======== Records to process ========

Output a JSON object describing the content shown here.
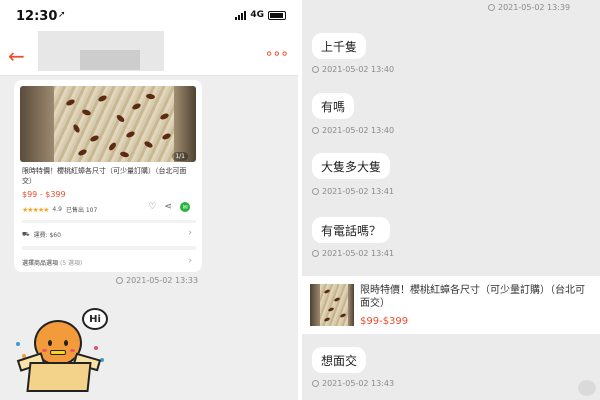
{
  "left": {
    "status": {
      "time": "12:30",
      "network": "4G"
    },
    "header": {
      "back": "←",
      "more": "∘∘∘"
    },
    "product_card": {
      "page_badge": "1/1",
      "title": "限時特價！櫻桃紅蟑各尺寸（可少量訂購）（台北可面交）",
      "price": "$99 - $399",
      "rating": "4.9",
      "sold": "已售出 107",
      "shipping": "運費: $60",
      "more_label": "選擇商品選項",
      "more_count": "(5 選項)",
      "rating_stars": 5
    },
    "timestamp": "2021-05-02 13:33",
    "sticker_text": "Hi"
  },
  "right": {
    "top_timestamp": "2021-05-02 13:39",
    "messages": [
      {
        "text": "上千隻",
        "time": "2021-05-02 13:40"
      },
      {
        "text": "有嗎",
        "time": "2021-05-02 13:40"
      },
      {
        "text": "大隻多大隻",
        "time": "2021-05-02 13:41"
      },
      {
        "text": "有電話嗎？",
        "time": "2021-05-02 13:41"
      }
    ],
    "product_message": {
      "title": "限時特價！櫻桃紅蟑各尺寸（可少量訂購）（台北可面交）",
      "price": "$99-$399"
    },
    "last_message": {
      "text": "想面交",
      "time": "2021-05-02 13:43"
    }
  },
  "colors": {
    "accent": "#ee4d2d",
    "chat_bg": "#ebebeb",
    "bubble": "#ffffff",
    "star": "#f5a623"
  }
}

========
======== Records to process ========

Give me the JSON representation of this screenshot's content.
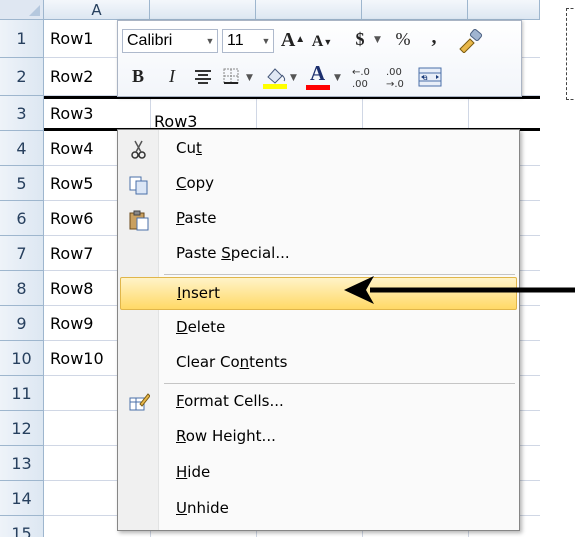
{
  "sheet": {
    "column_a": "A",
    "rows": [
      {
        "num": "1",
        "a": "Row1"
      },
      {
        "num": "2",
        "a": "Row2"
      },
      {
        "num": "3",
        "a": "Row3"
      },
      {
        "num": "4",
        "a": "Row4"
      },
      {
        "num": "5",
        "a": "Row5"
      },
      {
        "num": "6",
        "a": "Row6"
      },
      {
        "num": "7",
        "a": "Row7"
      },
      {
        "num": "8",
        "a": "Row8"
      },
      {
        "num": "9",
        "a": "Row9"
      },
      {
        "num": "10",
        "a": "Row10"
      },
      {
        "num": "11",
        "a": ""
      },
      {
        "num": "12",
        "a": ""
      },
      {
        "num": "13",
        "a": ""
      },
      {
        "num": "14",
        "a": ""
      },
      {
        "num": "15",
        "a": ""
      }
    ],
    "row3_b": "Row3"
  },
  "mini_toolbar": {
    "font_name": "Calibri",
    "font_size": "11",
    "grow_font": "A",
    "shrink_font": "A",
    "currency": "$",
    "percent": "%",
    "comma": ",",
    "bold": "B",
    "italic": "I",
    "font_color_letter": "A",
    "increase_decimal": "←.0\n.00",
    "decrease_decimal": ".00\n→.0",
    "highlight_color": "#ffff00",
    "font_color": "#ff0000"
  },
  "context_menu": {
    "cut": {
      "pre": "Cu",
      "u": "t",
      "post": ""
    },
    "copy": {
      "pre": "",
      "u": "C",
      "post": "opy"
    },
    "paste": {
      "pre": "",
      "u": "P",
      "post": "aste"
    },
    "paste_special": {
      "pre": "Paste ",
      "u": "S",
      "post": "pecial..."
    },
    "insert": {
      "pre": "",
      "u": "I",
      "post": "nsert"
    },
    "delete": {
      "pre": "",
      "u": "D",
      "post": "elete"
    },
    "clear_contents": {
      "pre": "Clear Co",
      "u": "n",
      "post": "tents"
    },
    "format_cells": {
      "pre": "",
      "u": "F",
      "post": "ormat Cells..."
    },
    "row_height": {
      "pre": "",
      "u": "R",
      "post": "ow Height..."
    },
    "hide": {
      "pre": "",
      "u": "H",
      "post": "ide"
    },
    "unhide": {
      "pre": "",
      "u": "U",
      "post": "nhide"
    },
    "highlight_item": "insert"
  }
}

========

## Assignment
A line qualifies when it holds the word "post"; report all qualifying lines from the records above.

## Solution
      "post": ""
      "post": "opy"
      "post": "aste"
      "post": "pecial..."
      "post": "nsert"
      "post": "elete"
      "post": "tents"
      "post": "ormat Cells..."
      "post": "ow Height..."
      "post": "ide"
      "post": "nhide"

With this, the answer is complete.